YOUR INSTRUCTIONS:
Go through the entries below and return every line that contains "aurora".

Website and app data records:
::::

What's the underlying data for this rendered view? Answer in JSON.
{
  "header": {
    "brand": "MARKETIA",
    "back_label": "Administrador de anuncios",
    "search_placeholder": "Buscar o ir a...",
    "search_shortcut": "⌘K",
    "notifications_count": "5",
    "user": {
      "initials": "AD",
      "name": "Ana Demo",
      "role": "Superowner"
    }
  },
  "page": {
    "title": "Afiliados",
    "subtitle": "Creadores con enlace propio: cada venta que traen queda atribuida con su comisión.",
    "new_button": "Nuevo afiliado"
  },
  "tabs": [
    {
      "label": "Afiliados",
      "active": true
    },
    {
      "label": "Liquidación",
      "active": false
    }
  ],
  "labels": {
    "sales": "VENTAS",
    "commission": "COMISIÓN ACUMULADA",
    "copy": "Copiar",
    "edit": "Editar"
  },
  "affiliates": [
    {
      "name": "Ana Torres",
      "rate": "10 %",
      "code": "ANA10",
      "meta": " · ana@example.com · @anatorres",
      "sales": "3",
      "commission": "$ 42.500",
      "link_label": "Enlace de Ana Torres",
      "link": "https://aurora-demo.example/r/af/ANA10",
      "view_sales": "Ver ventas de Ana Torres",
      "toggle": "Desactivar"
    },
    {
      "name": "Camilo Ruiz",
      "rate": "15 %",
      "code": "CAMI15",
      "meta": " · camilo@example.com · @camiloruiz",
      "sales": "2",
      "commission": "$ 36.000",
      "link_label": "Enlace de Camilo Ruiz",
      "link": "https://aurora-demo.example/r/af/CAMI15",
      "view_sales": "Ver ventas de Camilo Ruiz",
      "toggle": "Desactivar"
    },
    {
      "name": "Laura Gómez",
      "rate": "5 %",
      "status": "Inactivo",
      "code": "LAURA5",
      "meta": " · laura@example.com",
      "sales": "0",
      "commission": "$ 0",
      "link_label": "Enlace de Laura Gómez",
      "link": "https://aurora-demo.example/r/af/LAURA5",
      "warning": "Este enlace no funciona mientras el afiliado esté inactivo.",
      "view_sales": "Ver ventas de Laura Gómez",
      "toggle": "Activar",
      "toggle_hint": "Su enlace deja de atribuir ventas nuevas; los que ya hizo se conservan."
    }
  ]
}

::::

TASK RESPONSE:
      "link": "https://aurora-demo.example/r/af/ANA10",
      "link": "https://aurora-demo.example/r/af/CAMI15",
      "link": "https://aurora-demo.example/r/af/LAURA5",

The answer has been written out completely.